  11. Anon,
    1. It is only a matter of etiquette that you first answer my challenge in my previous post and provide the evidence I asked for there. You did not do so.

    2. Those two posts new posts of yours are, sorry to say, a gut-wrenching pot of sophistry (kutarka), which I am not going to tax my brain or spend my time on. If any other well-thinking Vaishnava wishes to argue with this, they are welcome to do so.

    3. But one thing is clear, and if you had studied my blog carefully you would have read it, the contrast is indeed there - we are conditioned from beginningless time (see the mountains of evidence I referred to previously, or just type 'anAdi' in the search box of this blog) and yet we are also eternally in the spiritual sky (see Priti Sandarbha 10, also quoted in previous blogs of mine).
    A good study for you would be my blog of August 5, 2006.

    4. The fact that we are spirit soul and therefore there is some relativity in our bondage and liberation does not mean that we are not bound now. This is beating around the bush. Don't beat someone and then suddenly say 'well, you're not this body anyway'. In other words, if it doesn't matter because it is all an illusion anyway then please do not consume my time unnecessarily.

  12. Anon, I have studied Satyanarayan's Leaves-book on the verses you mentioned in your post (11.11.1-4), and here is what the acaryas have to say about it:

    He (Krishna) says that bondage and liberation is caused by Maya, which has no beginning (Bhag.11.11.3):

    vidyavidye mama tanu
    viddhy uddhava saririnam
    moksa-bandha-kari adye
    mayaya me vinirmite

    "O Uddhava, both knowledge and ignorance, being products of maya, are expansions of My potency. Both knowledge and ignorance are beginningless and perpetually award liberation and bondage to embodied living beings.

    Here the phrase "perpetually awards liberation and bondage" means that jiva is in bondage which is perpetual. This implies that it has no beginning but has an end, because bondage comes to an end at the time of liberation. When one attains liberation, that is also perpetual. What is ultimately implied here is that bondage has no beginning, but has an end; and liberation has a beginning, but has no end. However, this description applies only to baddha-jivas. Since Maya has no influence over the nitya-muktas because she does not exist in Vaikuntha, the nitya-mukta jivas, are liberated without beginning and without end. The phrase mayaya me vinirmite, "manufactured by My maya" applies only in the material world. Lord Krsna further said (11.11.4):

    ekasyaiva mamamsasya
    jivasyaiva maha-mate
    vidyaya ca tathetarah

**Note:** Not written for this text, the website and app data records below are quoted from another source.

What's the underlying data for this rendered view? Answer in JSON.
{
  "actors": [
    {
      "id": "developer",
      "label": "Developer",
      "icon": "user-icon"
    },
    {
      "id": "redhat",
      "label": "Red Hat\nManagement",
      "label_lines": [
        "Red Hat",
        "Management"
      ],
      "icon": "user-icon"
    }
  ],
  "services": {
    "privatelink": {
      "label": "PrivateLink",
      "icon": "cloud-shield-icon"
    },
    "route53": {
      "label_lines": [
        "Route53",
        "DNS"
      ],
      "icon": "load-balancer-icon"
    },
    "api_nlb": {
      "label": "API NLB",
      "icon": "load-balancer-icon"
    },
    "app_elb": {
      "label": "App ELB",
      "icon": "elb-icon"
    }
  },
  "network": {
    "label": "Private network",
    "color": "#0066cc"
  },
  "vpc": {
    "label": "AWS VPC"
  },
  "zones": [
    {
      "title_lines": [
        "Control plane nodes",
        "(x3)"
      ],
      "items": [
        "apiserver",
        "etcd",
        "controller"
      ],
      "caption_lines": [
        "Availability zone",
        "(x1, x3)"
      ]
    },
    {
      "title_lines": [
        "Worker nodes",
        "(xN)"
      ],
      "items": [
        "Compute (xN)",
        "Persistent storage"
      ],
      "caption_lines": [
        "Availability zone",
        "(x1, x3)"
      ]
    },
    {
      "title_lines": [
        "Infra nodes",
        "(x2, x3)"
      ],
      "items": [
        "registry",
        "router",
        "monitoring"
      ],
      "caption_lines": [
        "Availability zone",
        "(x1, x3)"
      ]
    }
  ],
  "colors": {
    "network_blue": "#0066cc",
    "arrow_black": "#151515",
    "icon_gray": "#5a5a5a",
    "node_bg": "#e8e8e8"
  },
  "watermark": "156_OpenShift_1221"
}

    "O most intelligent Uddhava, the living entity, called jiva, is part and parcel of Me, but due to ignorance he has been suffering in material bondage since time immemorial. [1] By knowledge, however, he can be liberated.

    Srila Visvanatha Cakravarti Thakura, commenting this verse writes, asya avidyaya bandhah sa ca karmano'naditvad anadih moksa-sambhavat santah itaro moksah janyatvat sadiranasvaratvanniranto jneyah, "The living entity is bound by avidya. This bondage has no beginning, anadi, because karma is anadi; but it is possible to achieve liberation from bondage, therefore bondage has an end. On the other hand, moksa is generated, therefore it has a beginning--but it has no end because it cannot be destroyed."
    From this it is clear that the word anadi is used for a condition that has no beginning but can have an end. This is how the word has been used by Vedic scholars. Anadi is the negation of the word adi or beginning."

  13. Meconium in the amniotic fluid is infant stool. There can certainly be infections in the amniotic sac during pregnancy, which may be the reference to worms.

    No need to continue the discussion about fallvada. Everyone has their opinion and they are not looking for revelation or realization.

    Jaya appearance of Sri Radha Kunda and the wonderful, loving adventures of Sri Sri Radha Shyamasundara!